Learn a little something about what does and does not make something newsworthy.

The content of the telegram in question does not make it newsworthy.  The Palace does not need to explain anything about the wording of the telegram.

The Palace does have to explain why their telegram was addressed to "Alexei Nicolaievich" -- 55 years after his disappearance in Ekaterinburg.  That is what makes the telegram newsworthy.  Not its content.

Your argument is nothing more than a weak attempt to avoid this fact.

And might I presume to suggest, Mr. Kendrick, that your argument is a weak attempt to avoid the fact that "Alexei Nikolaevich" has always been a very common name in Russia. It's the equivalent in English of addressing someone as James, the son of Michael (I'm choosing these names because "James" and "Michael" are as common in English usage as "Alexei" and "Nikolai" are in Russian usage). In other words, there would be thousands, no doubt even tens of thousands of Russian men answering to this same name and patronymic. In other words, I would suggest that the Palace was simply being extraordinarily polite in assuming that this particular Alexei Nikolaevich was one of thousands tendering his best wishes to the Windsor dynasty. And no more than that.
« Last Edit: November 04, 2006, 12:58:28 PM by Elisabeth »
... I love my poor earth
because I have seen no other

-- Osip Mandelshtam

Offline J_Kendrick

  • Boyar
  • **
  • Posts: 230
    • View Profile
Re: One thing I find odd
« Reply #373 on: November 04, 2006, 12:53:25 PM »

As for any claimants having hemophilia,  I think there was one  but I don't recall his name at the moment.  I probably have it mention in the claimant section.  It wasn't  the fellow  Tammet  being mention here. Although Temmet claimed to have had some kind of blood disorder.
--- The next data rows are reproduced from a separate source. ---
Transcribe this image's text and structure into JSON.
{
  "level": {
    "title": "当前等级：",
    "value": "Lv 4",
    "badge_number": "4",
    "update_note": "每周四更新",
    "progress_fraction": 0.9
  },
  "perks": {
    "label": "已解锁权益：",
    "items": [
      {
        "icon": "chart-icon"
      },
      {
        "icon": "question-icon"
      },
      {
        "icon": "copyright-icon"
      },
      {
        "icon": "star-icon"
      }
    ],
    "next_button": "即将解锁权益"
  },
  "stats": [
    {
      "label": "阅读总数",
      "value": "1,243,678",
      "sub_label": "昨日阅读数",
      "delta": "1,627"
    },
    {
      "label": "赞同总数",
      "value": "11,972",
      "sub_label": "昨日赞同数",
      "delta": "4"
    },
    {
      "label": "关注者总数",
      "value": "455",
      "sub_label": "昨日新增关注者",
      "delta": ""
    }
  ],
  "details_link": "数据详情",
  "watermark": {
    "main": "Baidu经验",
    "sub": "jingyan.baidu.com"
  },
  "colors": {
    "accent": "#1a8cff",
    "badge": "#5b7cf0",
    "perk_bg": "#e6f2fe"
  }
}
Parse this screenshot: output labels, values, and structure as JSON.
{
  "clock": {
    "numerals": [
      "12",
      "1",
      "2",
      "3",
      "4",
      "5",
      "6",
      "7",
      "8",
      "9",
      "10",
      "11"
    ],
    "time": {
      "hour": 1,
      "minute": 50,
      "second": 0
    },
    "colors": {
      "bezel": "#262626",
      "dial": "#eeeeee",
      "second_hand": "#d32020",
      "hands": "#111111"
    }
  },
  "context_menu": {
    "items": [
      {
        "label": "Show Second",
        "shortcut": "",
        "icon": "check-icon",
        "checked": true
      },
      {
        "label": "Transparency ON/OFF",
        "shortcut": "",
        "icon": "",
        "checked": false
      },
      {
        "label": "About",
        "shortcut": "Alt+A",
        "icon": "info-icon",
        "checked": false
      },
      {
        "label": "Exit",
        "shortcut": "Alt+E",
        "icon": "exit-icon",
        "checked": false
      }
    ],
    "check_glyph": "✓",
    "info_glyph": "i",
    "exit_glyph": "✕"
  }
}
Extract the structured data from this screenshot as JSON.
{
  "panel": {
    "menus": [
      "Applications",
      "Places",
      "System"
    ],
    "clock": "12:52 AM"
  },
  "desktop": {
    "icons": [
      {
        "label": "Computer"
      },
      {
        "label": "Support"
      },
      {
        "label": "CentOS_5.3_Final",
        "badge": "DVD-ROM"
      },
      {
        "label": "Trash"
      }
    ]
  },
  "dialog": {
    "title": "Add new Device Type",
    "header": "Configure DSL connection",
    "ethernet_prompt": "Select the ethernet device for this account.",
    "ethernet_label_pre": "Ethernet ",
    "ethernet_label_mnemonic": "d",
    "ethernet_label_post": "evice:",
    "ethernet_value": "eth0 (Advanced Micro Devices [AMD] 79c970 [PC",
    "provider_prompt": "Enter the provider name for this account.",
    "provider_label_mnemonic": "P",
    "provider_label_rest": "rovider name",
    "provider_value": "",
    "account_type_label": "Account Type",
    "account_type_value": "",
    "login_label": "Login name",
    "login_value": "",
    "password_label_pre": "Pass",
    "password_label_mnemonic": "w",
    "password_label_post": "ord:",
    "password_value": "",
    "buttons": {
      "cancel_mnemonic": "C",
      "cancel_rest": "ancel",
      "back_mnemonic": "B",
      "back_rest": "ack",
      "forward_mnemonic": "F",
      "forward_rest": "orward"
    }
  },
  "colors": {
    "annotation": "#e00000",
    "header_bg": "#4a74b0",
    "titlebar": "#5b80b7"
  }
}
Remember,  I'm not around any books so this is all off the top of my very tired head.

AGRBear


Tammet did not claim to have any kind of blood disorder. 

Tammet is, however, the only claimant actually to have been treated in hospital by a hematologist. 
Tammet is the only claimant who actually did die of a blood disorder.

Offline J_Kendrick

  • Boyar
  • **
  • Posts: 230
    • View Profile
Re: One thing I find odd
« Reply #374 on: November 04, 2006, 12:58:49 PM »
Learn a little something about what does and does not make something newsworthy.

The content of the telegram in question does not make it newsworthy.  The Palace does not need to explain anything about the wording of the telegram.

The Palace does have to explain why their telegram was addressed to "Alexei Nicolaievich" -- 55 years after his disappearance in Ekaterinburg.  That is what makes the telegram newsworthy.  Not its content.

Your argument is nothing more than a weak attempt to avoid this fact.

And might I presume to suggest, Mr. Kendrick, that your argument is a weak attempt to avoid the fact that "Alexei Nikolaevich" has always been a very common name in Russia. It's the equivalent in English of addressing someone as James, the son of Michael (I'm choosing these names because "James" and "Michael" are as common in English usage as "Alexei" and "Nikolai" are in Russian usage). In other words, there would be thousands, perhaps even tens of thousands of Russian men answering to this same name and patronymic. In other words, I would suggest that the Palace was simply being extraordinarily polite in assuming that this particular Alexei Nikolaevich was one of thousands tendering his best wishes to the Windsor dynasty. And no more than that.


Give it up.  There is only one "Alexei Nicolaievich, Sovereign Heir, Tsarevich, Grand Duke of Russia."